Conference Panel Reiterates Need to Prioritize Access to Justice
May 02, 2023
D.C. Court of Appeals Chief Judge Anna Blackburne-Rigsby (far left) opened the access to justice panel at the Judicial & Bar Conference on April 28.
At a crucial moment when the need for affordable legal services continues to rise, a panel of the District of Columbia’s top advocates of legal services met to discuss the importance, the challenges, and the future of access to justice in Washington, D.C.
Lack of access to legal services affects everyone, but those on the lower end of the socioeconomic spectrum often struggle to find the resources they need at the most critical moments of their lives, said D.C. Court of Appeals Chief Judge Anna Blackburne-Rigsby as she introduced the panel at the Judicial & Bar Conference on April 28.
A critical gap exists even in Washington, D.C., where the local legal community highly values and emphasizes the importance of pro bono work, the chief judge said. “We see it on the Court of Appeals. Far too often, people are trying to navigate their civil cases that are life-changing matters to them — custody of their children, possession of their homes, debt collection, you name it,” she added.
And it’s not a system designed to be accessible to the uninitiated. James Sandman, president emeritus of the Legal Services Corporation, said those who represent themselves in the labyrinthine civil courts system without legal training face insurmountable challenges.
“It’s a system that was created by lawyers, for lawyers, on the assumption that everybody’s got a lawyer,” said Sandman, who serves as vice chair of the D.C. Access to Justice Commission. “If you don’t have a lawyer, it’s opaque, confusing, hostile — anything but user-friendly.”
Often the cases involved are important matters with high stakes, he continued. “I’m not talking about traffic ticket cases. I’m talking about cases that involve the most basic of human needs,” Sandman said. “A roof over your head. Protection from wrongful evictions and foreclosures. The stability of families — child custody, child support, guardianships, adoptions, personal safety, protection orders against abusers, economic subsistence. Those are the cases where so many people don’t have lawyers.”
Federal poverty guidelines compound the issue. Programs providing free legal services often cap at 125 percent to 200 percent of the poverty line, leaving a large gap of people living on low to moderate incomes who don’t qualify for aid, but still can’t afford to hire an attorney at typical rates.

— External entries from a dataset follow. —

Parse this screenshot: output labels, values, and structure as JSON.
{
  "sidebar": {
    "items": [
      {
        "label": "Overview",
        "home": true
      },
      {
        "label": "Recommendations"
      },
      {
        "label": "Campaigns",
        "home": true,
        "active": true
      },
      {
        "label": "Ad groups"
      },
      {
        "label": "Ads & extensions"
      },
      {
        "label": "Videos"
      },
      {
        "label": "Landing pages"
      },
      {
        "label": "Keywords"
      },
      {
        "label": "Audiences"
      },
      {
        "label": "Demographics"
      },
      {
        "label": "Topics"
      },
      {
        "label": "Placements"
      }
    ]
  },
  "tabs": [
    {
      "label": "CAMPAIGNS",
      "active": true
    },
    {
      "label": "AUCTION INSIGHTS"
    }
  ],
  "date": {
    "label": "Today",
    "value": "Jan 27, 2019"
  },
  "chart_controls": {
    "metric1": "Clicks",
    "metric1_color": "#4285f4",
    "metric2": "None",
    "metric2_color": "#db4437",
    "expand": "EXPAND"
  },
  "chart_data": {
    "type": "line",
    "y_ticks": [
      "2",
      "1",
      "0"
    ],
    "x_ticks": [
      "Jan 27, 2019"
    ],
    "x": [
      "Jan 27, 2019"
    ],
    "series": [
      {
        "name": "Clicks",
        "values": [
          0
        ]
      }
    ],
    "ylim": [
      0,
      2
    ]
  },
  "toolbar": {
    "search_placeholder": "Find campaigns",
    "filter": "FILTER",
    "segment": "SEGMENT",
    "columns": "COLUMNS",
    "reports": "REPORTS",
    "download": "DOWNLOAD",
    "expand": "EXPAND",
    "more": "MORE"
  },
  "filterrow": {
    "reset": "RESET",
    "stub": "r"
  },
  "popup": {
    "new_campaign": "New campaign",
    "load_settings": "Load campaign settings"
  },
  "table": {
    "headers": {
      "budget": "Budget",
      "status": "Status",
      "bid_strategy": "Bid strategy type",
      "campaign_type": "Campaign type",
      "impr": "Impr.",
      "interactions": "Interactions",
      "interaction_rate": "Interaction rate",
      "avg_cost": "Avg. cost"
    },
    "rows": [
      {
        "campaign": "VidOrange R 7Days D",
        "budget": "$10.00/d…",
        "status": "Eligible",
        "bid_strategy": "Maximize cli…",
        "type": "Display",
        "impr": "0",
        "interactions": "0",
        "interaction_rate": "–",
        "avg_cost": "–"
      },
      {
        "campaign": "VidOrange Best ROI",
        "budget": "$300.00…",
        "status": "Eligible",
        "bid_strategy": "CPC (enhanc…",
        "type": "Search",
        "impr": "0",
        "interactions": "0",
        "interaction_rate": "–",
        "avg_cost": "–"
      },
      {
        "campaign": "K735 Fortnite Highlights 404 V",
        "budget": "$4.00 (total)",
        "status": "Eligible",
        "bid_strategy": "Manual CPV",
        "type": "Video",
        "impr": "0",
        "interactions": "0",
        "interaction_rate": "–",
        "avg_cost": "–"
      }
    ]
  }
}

This is further exacerbated by Washington, D.C.’s high cost of living, where even those living at 200, 300, or even 400 percent of the poverty line still struggle to meet their family’s needs. A single parent with one child making $39,000 per year may be at 200 percent of the federal poverty guidelines for a household of two, said DC Affordable Law Firm Executive Director Gabby Mulnick Majewski. “But that’s insufficient to meet even their most basic needs, let alone access legal resources.”
Citing MIT’s Living Wage Calculator, Mulnick Majewski said a single parent of one child in the District must earn $42.61 per hour (or $88,629 a year) for a living wage. “That figure is substantially higher than the $39,000 baseline for 200 percent of the federal poverty level, and that’s considered modest income. And these are the clients who are seeking representation through the DC Affordable Law Firm,” she added.
Sandman believes this is a solvable problem. The long-term solution, Sandman said, should focus on four points: regulatory reform, which could potentially allow well-trained nonlawyer legal professionals to assist those in need; a simplified court system that addresses how the landscape has changed since the current system was created; democratization of legal processes through technological tools such as ChatGPT; and bringing new people with different perspectives to the table.
But in the meantime, more immediate challenges loom. Mayor Muriel Bowser’s proposed 2024 D.C. budget puts the future of free and affordable legal aid in further jeopardy. Her proposals include nearly 60 percent in cuts — from $31.7 million to $13 million — to the D.C. Access to Justice Initiative, which funds multiple legal services providers and pro bono programs across the District.
With the D.C. Access to Justice Commission leading the charge, legal services groups are urging the D.C. Council to restore funding to the Access to Justice Initiative to its 2023 level. Despite this precarious situation, the commission’s executive director, Nancy Drane, remains optimistic about the future.
“We have an incredibly robust network of legal services providers,” she said. “They are skilled, they are motivated, and we are lucky to have such a vast network here in the District.”
Darryl Maxwell of the D.C. Bar Pro Bono Center agrees. “The District has [more than] 700,000 residents,” Maxwell said. “In this area, there are more than 80,000 lawyers. So, when you think about it, our goal should be to activate all of them.”